Educate yourself and be your own advocate because the healthcare system does not give you the support you need when dealing with a chronic illness. Especially if you are a “young” female under the age of 50.
2. Everything is connected.
Mind-body-soul. Healing doesn’t mean just taking medication or pain meds to not make you feel what’s going wrong in your body. That’s only a band aid solution.
3. Your speed doesn’t matter, forward is forward.
I get hard on myself when I’ve had a few good days then boom back to sitting on the toilet in debilitating pain with tears down my face, hoping the pain goes away. But I have to constantly remind myself that I’m doing everything I should/can be doing. These are the cards I was dealt and now I have to work with what I got.
4. Invisible and chronic illnesses can be hard for people to wrap their heads around.

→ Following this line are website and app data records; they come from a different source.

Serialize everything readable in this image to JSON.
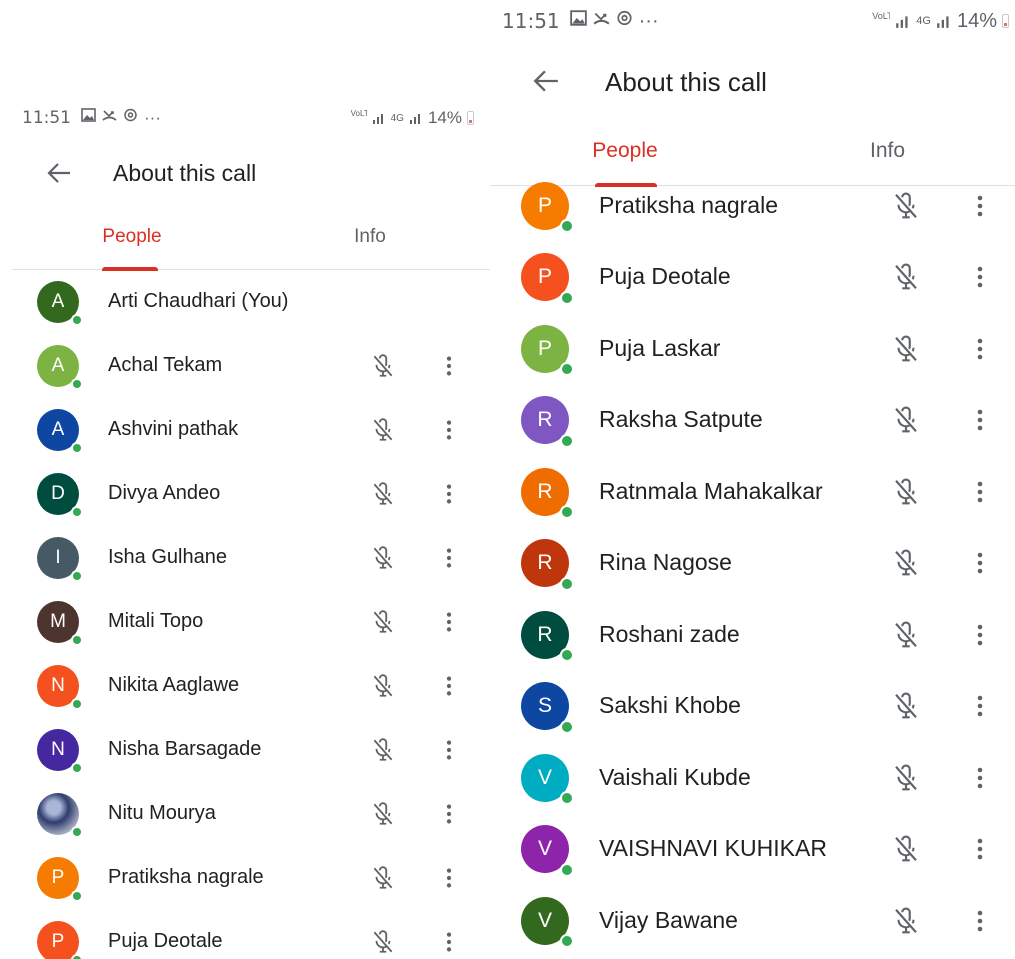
{
  "left": {
    "status": {
      "time": "11:51",
      "overflow": "···",
      "volte": "VoLTE",
      "network": "4G",
      "battery": "14%"
    },
    "header": {
      "title": "About this call"
    },
    "tabs": [
      {
        "label": "People",
        "active": true
      },
      {
        "label": "Info",
        "active": false
      }
    ],
    "participants": [
      {
        "initial": "A",
        "name": "Arti Chaudhari (You)",
        "color": "#33691e",
        "self": true
      },
      {
        "initial": "A",
        "name": "Achal Tekam",
        "color": "#7cb342"
      },
      {
        "initial": "A",
        "name": "Ashvini pathak",
        "color": "#0d47a1"
      },
      {
        "initial": "D",
        "name": "Divya Andeo",
        "color": "#004d40"
      },
      {
        "initial": "I",
        "name": "Isha Gulhane",
        "color": "#455a64"
      },
      {
        "initial": "M",
        "name": "Mitali Topo",
        "color": "#4e342e"
      },
      {
        "initial": "N",
        "name": "Nikita Aaglawe",
        "color": "#f4511e"
      },
      {
        "initial": "N",
        "name": "Nisha Barsagade",
        "color": "#4527a0"
      },
      {
        "initial": "",
        "name": "Nitu Mourya",
        "color": "#2f3c6e",
        "photo": true
      },
      {
        "initial": "P",
        "name": "Pratiksha nagrale",
        "color": "#f57c00"
      },
      {
        "initial": "P",
        "name": "Puja Deotale",
        "color": "#f4511e"
      }
    ]
  },
  "right": {
    "status": {
      "time": "11:51",
      "overflow": "···",
      "volte": "VoLTE",
      "network": "4G",
      "battery": "14%"
    },
    "header": {
      "title": "About this call"
    },
    "tabs": [
      {
        "label": "People",
        "active": true
      },
      {
        "label": "Info",
        "active": false
      }
    ],
    "participants": [
      {
        "initial": "P",
        "name": "Pratiksha nagrale",
        "color": "#f57c00"
      },
      {
        "initial": "P",
        "name": "Puja Deotale",
        "color": "#f4511e"
      },
      {
        "initial": "P",
        "name": "Puja Laskar",
        "color": "#7cb342"
      },
      {
        "initial": "R",
        "name": "Raksha Satpute",
        "color": "#7e57c2"
      },
      {
        "initial": "R",
        "name": "Ratnmala Mahakalkar",
        "color": "#ef6c00"
      },
      {
        "initial": "R",
        "name": "Rina Nagose",
        "color": "#bf360c"
      },
      {
        "initial": "R",
        "name": "Roshani zade",
        "color": "#004d40"
      },
      {
        "initial": "S",
        "name": "Sakshi Khobe",
        "color": "#0d47a1"
      },
      {
        "initial": "V",
        "name": "Vaishali Kubde",
        "color": "#00acc1"
      },
      {
        "initial": "V",
        "name": "VAISHNAVI KUHIKAR",
        "color": "#8e24aa"
      },
      {
        "initial": "V",
        "name": "Vijay Bawane",
        "color": "#33691e"
      }
    ]
  }
}
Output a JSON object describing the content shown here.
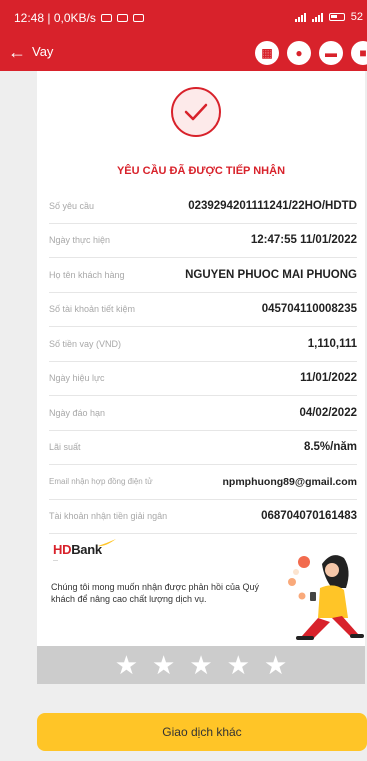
{
  "status_bar": {
    "time_speed": "12:48 | 0,0KB/s",
    "battery": "52"
  },
  "app_bar": {
    "back_icon": "arrow-left-icon",
    "title": "Vay",
    "icons": [
      "qr-icon",
      "bell-icon",
      "chat-icon",
      "gift-icon"
    ]
  },
  "success": {
    "title": "YÊU CẦU ĐÃ ĐƯỢC TIẾP NHẬN",
    "icon": "check-icon"
  },
  "details": [
    {
      "label": "Số yêu cầu",
      "value": "0239294201111241/22HO/HDTD"
    },
    {
      "label": "Ngày thực hiện",
      "value": "12:47:55 11/01/2022"
    },
    {
      "label": "Họ tên khách hàng",
      "value": "NGUYEN PHUOC MAI PHUONG"
    },
    {
      "label": "Số tài khoản tiết kiệm",
      "value": "045704110008235"
    },
    {
      "label": "Số tiền vay (VND)",
      "value": "1,110,111"
    },
    {
      "label": "Ngày hiệu lực",
      "value": "11/01/2022"
    },
    {
      "label": "Ngày đáo hạn",
      "value": "04/02/2022"
    },
    {
      "label": "Lãi suất",
      "value": "8.5%/năm"
    },
    {
      "label": "Email nhận hợp đồng điện tử",
      "value": "npmphuong89@gmail.com"
    },
    {
      "label": "Tài khoản nhận tiền giải ngân",
      "value": "068704070161483"
    }
  ],
  "brand": {
    "logo": "HDBank",
    "colors": {
      "primary": "#d8222b",
      "accent": "#ffc527"
    }
  },
  "feedback": {
    "text": "Chúng tôi mong muốn nhận được phản hồi của Quý khách để nâng cao chất lượng dịch vụ.",
    "rating_max": 5,
    "rating_value": 0
  },
  "cta": {
    "label": "Giao dịch khác"
  }
}
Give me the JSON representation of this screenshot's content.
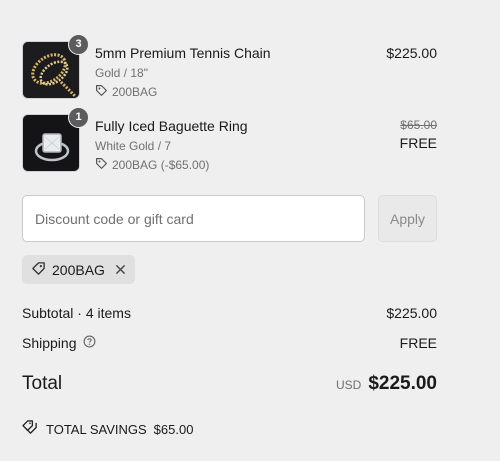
{
  "line_items": [
    {
      "title": "5mm Premium Tennis Chain",
      "variant": "Gold / 18\"",
      "quantity": "3",
      "discount_code": "200BAG",
      "price": "$225.00",
      "image_icon": "tennis-chain-thumbnail"
    },
    {
      "title": "Fully Iced Baguette Ring",
      "variant": "White Gold / 7",
      "quantity": "1",
      "discount_code": "200BAG (-$65.00)",
      "original_price": "$65.00",
      "price": "FREE",
      "image_icon": "baguette-ring-thumbnail"
    }
  ],
  "discount": {
    "placeholder": "Discount code or gift card",
    "apply_label": "Apply",
    "applied_code": "200BAG"
  },
  "summary": {
    "subtotal_label": "Subtotal · 4 items",
    "subtotal_value": "$225.00",
    "shipping_label": "Shipping",
    "shipping_value": "FREE",
    "total_label": "Total",
    "currency": "USD",
    "total_value": "$225.00",
    "savings_label": "TOTAL SAVINGS",
    "savings_value": "$65.00"
  },
  "colors": {
    "background": "#efefef",
    "muted_text": "#707070",
    "tag_bg": "#e0e0e0"
  }
}
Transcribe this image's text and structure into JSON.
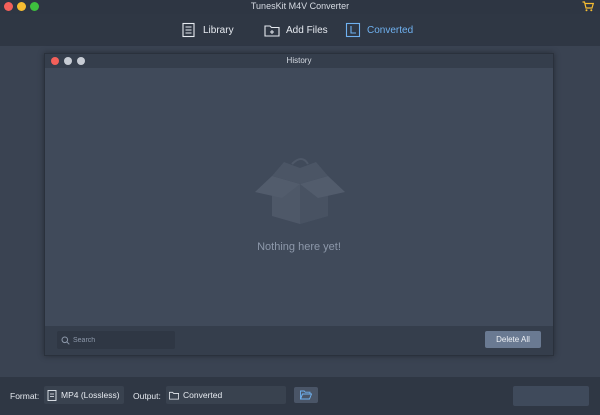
{
  "app": {
    "title": "TunesKit M4V Converter"
  },
  "toolbar": {
    "tabs": [
      {
        "label": "Library",
        "icon": "library-icon"
      },
      {
        "label": "Add Files",
        "icon": "add-files-icon"
      },
      {
        "label": "Converted",
        "icon": "converted-icon",
        "active": true
      }
    ]
  },
  "history_dialog": {
    "title": "History",
    "empty_message": "Nothing here yet!",
    "search_placeholder": "Search",
    "delete_all_label": "Delete All"
  },
  "bottom_bar": {
    "format_label": "Format:",
    "format_value": "MP4 (Lossless)",
    "output_label": "Output:",
    "output_value": "Converted"
  },
  "colors": {
    "accent": "#6fb1f0",
    "background": "#3a4352",
    "button": "#6a7a92"
  }
}
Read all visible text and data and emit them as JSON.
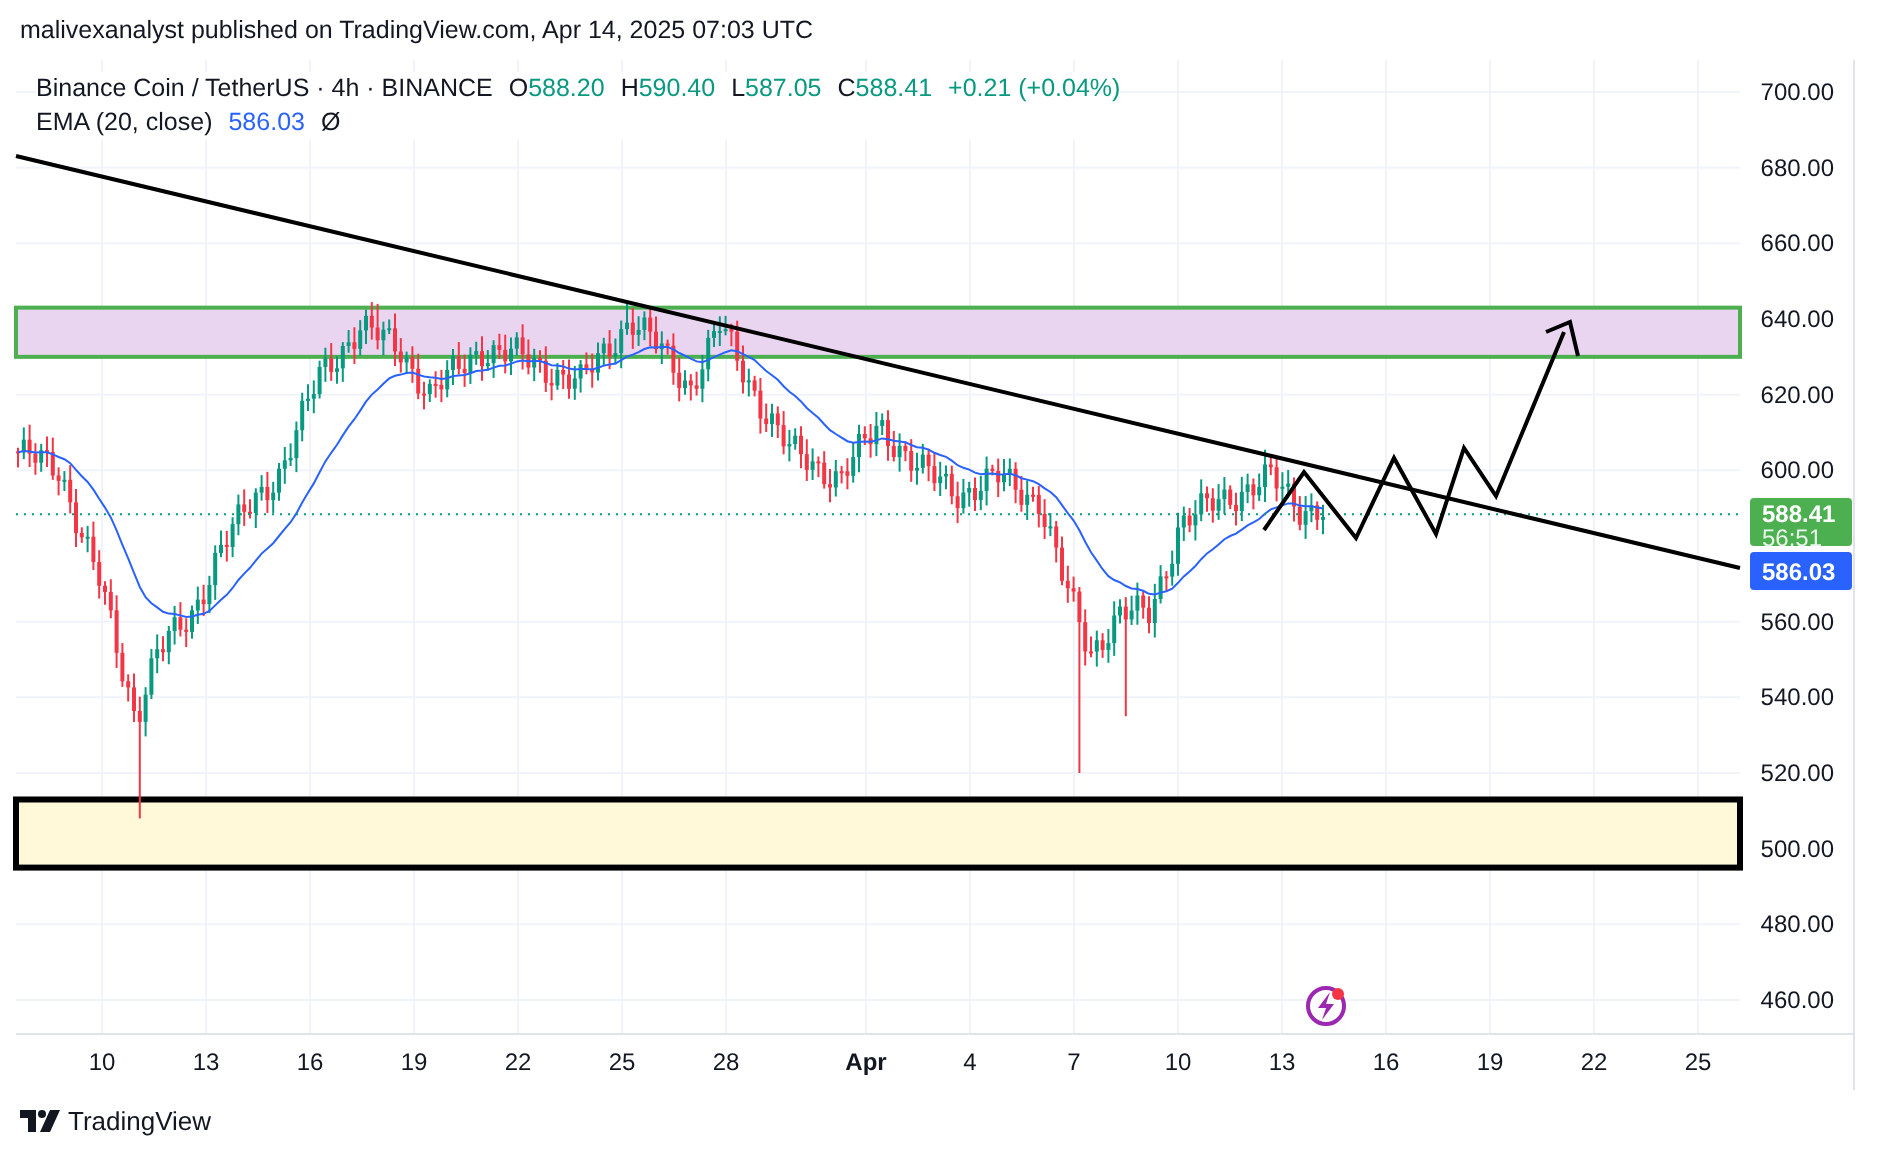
{
  "byline": "malivexanalyst published on TradingView.com, Apr 14, 2025 07:03 UTC",
  "legend": {
    "symbol": "Binance Coin / TetherUS · 4h · BINANCE",
    "ohlc": [
      {
        "label": "O",
        "value": "588.20"
      },
      {
        "label": "H",
        "value": "590.40"
      },
      {
        "label": "L",
        "value": "587.05"
      },
      {
        "label": "C",
        "value": "588.41"
      }
    ],
    "change": "+0.21 (+0.04%)",
    "indicator": {
      "name": "EMA (20, close)",
      "value": "586.03",
      "toggle": "Ø"
    }
  },
  "price_axis": [
    "700.00",
    "680.00",
    "660.00",
    "640.00",
    "620.00",
    "600.00",
    "560.00",
    "540.00",
    "520.00",
    "500.00",
    "480.00",
    "460.00"
  ],
  "price_tags": {
    "last_price": "588.41",
    "countdown": "56:51",
    "ema": "586.03"
  },
  "time_axis": [
    {
      "label": "10",
      "kind": "day"
    },
    {
      "label": "13",
      "kind": "day"
    },
    {
      "label": "16",
      "kind": "day"
    },
    {
      "label": "19",
      "kind": "day"
    },
    {
      "label": "22",
      "kind": "day"
    },
    {
      "label": "25",
      "kind": "day"
    },
    {
      "label": "28",
      "kind": "day"
    },
    {
      "label": "Apr",
      "kind": "month"
    },
    {
      "label": "4",
      "kind": "day"
    },
    {
      "label": "7",
      "kind": "day"
    },
    {
      "label": "10",
      "kind": "day"
    },
    {
      "label": "13",
      "kind": "day"
    },
    {
      "label": "16",
      "kind": "day"
    },
    {
      "label": "19",
      "kind": "day"
    },
    {
      "label": "22",
      "kind": "day"
    },
    {
      "label": "25",
      "kind": "day"
    }
  ],
  "footer": {
    "brand": "TradingView"
  }
}
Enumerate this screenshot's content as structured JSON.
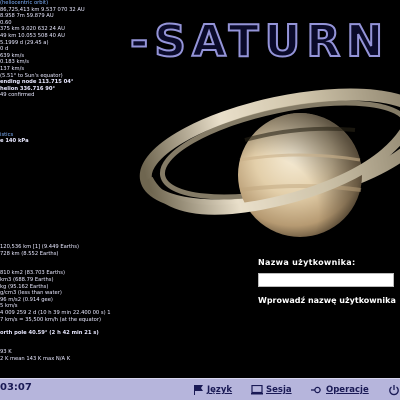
{
  "info_panel": {
    "lines": [
      {
        "text": "(heliocentric orbit)",
        "style": "head"
      },
      {
        "text": "86,725,413 km 9.537 070 32 AU",
        "style": ""
      },
      {
        "text": "  8.958 7m 59.879 AU",
        "style": ""
      },
      {
        "text": "0.60",
        "style": ""
      },
      {
        "text": "375 km 9.020 632 24 AU",
        "style": ""
      },
      {
        "text": "49 km 10.053 508 40 AU",
        "style": ""
      },
      {
        "text": "5.1999 d (29.45 a)",
        "style": ""
      },
      {
        "text": "0 d",
        "style": ""
      },
      {
        "text": "639 km/s",
        "style": ""
      },
      {
        "text": "0.183 km/s",
        "style": ""
      },
      {
        "text": "137 km/s",
        "style": ""
      },
      {
        "text": "(5.51° to Sun's equator)",
        "style": ""
      },
      {
        "text": "ending node  113.715 04°",
        "style": "b"
      },
      {
        "text": "helion  336.716 90°",
        "style": "b"
      },
      {
        "text": "  49 confirmed",
        "style": ""
      },
      {
        "text": "",
        "style": ""
      },
      {
        "text": "",
        "style": ""
      },
      {
        "text": "",
        "style": ""
      },
      {
        "text": "",
        "style": ""
      },
      {
        "text": "",
        "style": ""
      },
      {
        "text": "istics",
        "style": "head"
      },
      {
        "text": "e  140 kPa",
        "style": "b"
      },
      {
        "text": "",
        "style": ""
      },
      {
        "text": "",
        "style": ""
      },
      {
        "text": "",
        "style": ""
      },
      {
        "text": "",
        "style": ""
      },
      {
        "text": "",
        "style": ""
      },
      {
        "text": "",
        "style": ""
      },
      {
        "text": "",
        "style": ""
      },
      {
        "text": "",
        "style": ""
      },
      {
        "text": "",
        "style": ""
      },
      {
        "text": "",
        "style": ""
      },
      {
        "text": "",
        "style": ""
      },
      {
        "text": "",
        "style": ""
      },
      {
        "text": "",
        "style": ""
      },
      {
        "text": "",
        "style": ""
      },
      {
        "text": "",
        "style": "head"
      },
      {
        "text": "120,536 km [1] (9.449 Earths)",
        "style": ""
      },
      {
        "text": "728 km (8.552 Earths)",
        "style": ""
      },
      {
        "text": "",
        "style": ""
      },
      {
        "text": "",
        "style": ""
      },
      {
        "text": "810 km2 (83.703 Earths)",
        "style": ""
      },
      {
        "text": "km3 (688.79 Earths)",
        "style": ""
      },
      {
        "text": "kg (95.162 Earths)",
        "style": ""
      },
      {
        "text": "g/cm3 (less than water)",
        "style": ""
      },
      {
        "text": "96 m/s2 (0.914 gee)",
        "style": ""
      },
      {
        "text": "5 km/s",
        "style": ""
      },
      {
        "text": "4 009 259 2 d (10 h 39 min 22.400 00 s) 1",
        "style": ""
      },
      {
        "text": "7 km/s = 35,500 km/h (at the equator)",
        "style": ""
      },
      {
        "text": "",
        "style": ""
      },
      {
        "text": "orth pole  40.59° (2 h 42 min 21 s)",
        "style": "b"
      },
      {
        "text": "",
        "style": ""
      },
      {
        "text": "",
        "style": ""
      },
      {
        "text": "  93 K",
        "style": ""
      },
      {
        "text": "2 K  mean 143 K  max N/A K",
        "style": ""
      }
    ]
  },
  "title": "-SATURN",
  "login": {
    "username_label": "Nazwa użytkownika:",
    "username_value": "",
    "prompt": "Wprowadź nazwę użytkownika"
  },
  "taskbar": {
    "clock": "03:07",
    "language_label": "Język",
    "session_label": "Sesja",
    "operations_label": "Operacje"
  },
  "colors": {
    "taskbar_bg": "#b6b5dc",
    "title_stroke": "#9494d8",
    "title_fill": "#0a0a2a"
  }
}
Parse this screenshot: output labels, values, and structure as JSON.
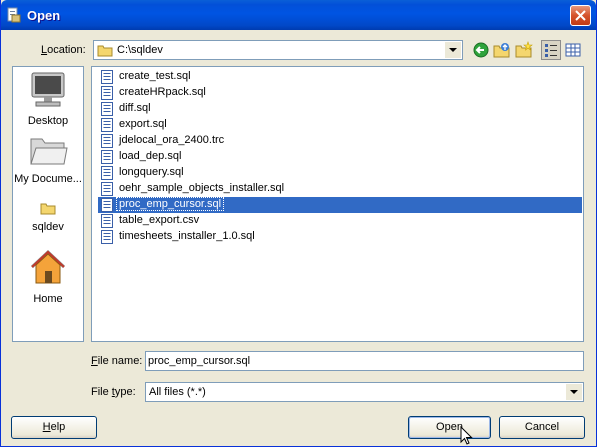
{
  "window": {
    "title": "Open",
    "title_icon": "document-open-icon",
    "close_icon": "close-icon"
  },
  "location": {
    "label": "Location:",
    "label_access_key": "L",
    "label_rest": "ocation:",
    "value": "C:\\sqldev",
    "folder_icon": "folder-icon"
  },
  "toolbar": {
    "buttons": [
      {
        "icon": "back-arrow-icon"
      },
      {
        "icon": "up-folder-icon"
      },
      {
        "icon": "new-folder-icon"
      },
      {
        "icon": "list-view-icon",
        "active": true
      },
      {
        "icon": "details-view-icon"
      }
    ]
  },
  "places": [
    {
      "label": "Desktop",
      "icon": "desktop-icon"
    },
    {
      "label": "My Docume...",
      "icon": "folder-open-icon"
    },
    {
      "label": "sqldev",
      "icon": "folder-icon"
    },
    {
      "label": "Home",
      "icon": "home-icon"
    }
  ],
  "files": [
    {
      "name": "create_test.sql"
    },
    {
      "name": "createHRpack.sql"
    },
    {
      "name": "diff.sql"
    },
    {
      "name": "export.sql"
    },
    {
      "name": "jdelocal_ora_2400.trc"
    },
    {
      "name": "load_dep.sql"
    },
    {
      "name": "longquery.sql"
    },
    {
      "name": "oehr_sample_objects_installer.sql"
    },
    {
      "name": "proc_emp_cursor.sql",
      "selected": true
    },
    {
      "name": "table_export.csv"
    },
    {
      "name": "timesheets_installer_1.0.sql"
    }
  ],
  "file_name": {
    "label_access_key": "F",
    "label_rest": "ile name:",
    "value": "proc_emp_cursor.sql"
  },
  "file_type": {
    "label_pre": "File ",
    "label_access_key": "t",
    "label_rest": "ype:",
    "value": "All files (*.*)"
  },
  "buttons": {
    "help_key": "H",
    "help_rest": "elp",
    "open_label": "Open",
    "cancel_label": "Cancel"
  },
  "colors": {
    "selection": "#316ac5",
    "titlebar": "#0054e3",
    "dialog_bg": "#ece9d8"
  }
}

It can be confusing to someone, that someone who was looking perfectly fine and healthy yesterday, is now too sick to leave their bed today. If only they could feel or see what was going on inside of us. I always told myself that if I were to stumble upon a super power of any kind, it would be to invisibility so that I would be able to travel the world, free of charge. But now I think I would change that answer to: being able to touch someone (especially a doctor) and being able to allow them to feel what I feel.
5. Family and loved ones are the most important thing you have in life.
Im the luckiest girl to have a strong family (through blood and not) who has my back and supports me during my weakest times. And even if it sounds cliche, you find out who your friends are. Everyone has busy lives and their own battles but at the end of the day hearing a friend legitimately asking how you’re doing means a lot.
6. Don’t be embarrassed of whatever illness you’re going through.
Being a woman with pelvic pain I noticed myself embarrassed when explaining to someone my condition, but if it was something wrong in my heart, I wouldn’t feel that way and that is FUCKED up. Everyone has the same anatomy so what’s the shame?! You didn’t wake up one day wishing you were sick, it just happened. Accept the fact that in some messed up way, that god or a higher power knew you were strong enough to be put through the pain and suffering. It can actually lead you to finding your purpose. I haven’t found mine yet but I know it can happen.